[Supplied records]
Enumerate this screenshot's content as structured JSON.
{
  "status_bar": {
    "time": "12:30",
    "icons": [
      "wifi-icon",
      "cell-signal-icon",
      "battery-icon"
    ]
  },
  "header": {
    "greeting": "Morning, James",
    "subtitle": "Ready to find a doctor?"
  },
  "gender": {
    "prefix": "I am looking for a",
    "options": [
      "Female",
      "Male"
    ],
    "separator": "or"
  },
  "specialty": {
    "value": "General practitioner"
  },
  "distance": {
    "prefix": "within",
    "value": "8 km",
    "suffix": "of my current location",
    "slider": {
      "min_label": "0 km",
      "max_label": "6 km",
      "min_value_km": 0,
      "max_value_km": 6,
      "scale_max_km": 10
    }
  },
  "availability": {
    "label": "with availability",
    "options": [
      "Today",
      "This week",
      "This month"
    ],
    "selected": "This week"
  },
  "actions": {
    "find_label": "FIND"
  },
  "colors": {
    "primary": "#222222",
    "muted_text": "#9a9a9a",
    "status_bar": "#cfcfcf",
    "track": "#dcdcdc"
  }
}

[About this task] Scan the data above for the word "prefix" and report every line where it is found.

[Answer area]
    "prefix": "I am looking for a",
    "prefix": "within",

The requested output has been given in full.